With nearly 23,000 officers and staff, Police Scotland is a massive organisation and, as such, requires strong and effective leadership.
This is a truism that ordinarily would not need to be said, but The Scotsman feels required to do so given the “crisis, what crisis?” approach adopted by Justice Secretary Michael Matheson.
This seems at odds with reality. The force’s Chief Constable is on “special leave” amid an investigation into claims of misconduct; an Assistant Chief Constable and three other senior officers have been suspended over “criminal and misconduct allegations”; and the Deputy Chief Constable who is currently running the show had planned to retire this autumn. After discussing it with his family, Iain Livingstone said he felt it was “my duty to remain”. Thank goodness, because without him things would have been so much worse after the loss of so many experienced staff.
If that’s not a leadership crisis, what is? This is not the only time there have been problems at the top.
READ MORE: Constabulary boss insists Police Scotland ‘is not in crisis’
Sir Stephen House, Police Scotland’s first Chief Constable, stepped down early amid controversy over issues including stop-and-search policy, armed police performing regular officers’ duties, and allegations of officers breaking guidelines about intercepting journalists’ communications.
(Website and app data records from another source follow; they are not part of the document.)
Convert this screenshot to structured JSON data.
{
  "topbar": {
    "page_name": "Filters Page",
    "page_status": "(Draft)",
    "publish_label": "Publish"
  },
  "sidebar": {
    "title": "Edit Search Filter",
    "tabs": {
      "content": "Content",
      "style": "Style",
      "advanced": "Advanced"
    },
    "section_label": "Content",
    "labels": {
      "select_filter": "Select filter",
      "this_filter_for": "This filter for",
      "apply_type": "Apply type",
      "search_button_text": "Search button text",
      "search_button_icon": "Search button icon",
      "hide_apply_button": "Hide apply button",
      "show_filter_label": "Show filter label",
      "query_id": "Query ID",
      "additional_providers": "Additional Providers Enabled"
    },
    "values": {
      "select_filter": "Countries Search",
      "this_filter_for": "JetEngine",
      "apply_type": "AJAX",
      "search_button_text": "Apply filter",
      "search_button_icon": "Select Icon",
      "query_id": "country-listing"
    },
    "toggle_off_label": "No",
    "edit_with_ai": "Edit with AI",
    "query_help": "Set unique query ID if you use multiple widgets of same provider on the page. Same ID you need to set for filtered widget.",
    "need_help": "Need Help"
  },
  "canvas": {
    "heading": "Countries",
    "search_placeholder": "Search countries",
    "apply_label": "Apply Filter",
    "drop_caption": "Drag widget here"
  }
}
It hardly seems better at the body tasked with overseeing the force, the Scottish Police Authority (SPA).
A report by the HM Inspectorate of Constabulary in Scotland earlier this year described key relationships at the SPA as “dysfunctional”. In June, the then SPA chair Andrew Flanagan announced he was stepping down in following claims of bullying involving a former board member. Mr Flanagan promised he would remain in post until a replacement was found, but few expected this process to take months. After two Holyrood committees expressed disquiet at his continued presence, former Scottish Health Secretary Susan Deacon was appointed. She has her work cut out.
READ MORE: Chris Marshall: Scottish Police Authority’s role being undermined
Given all this, it hardly seems credible to deny there is a crisis. Mr Matheson should have made clear that sorting out the mess and ensuring it never happens again were priorities.
The dedicated officers and staff of Police Scotland will be able to deal with the everyday job of keeping us safe for a while, but without strong leadership the force risks drifting dangerously towards unforeseen calamity.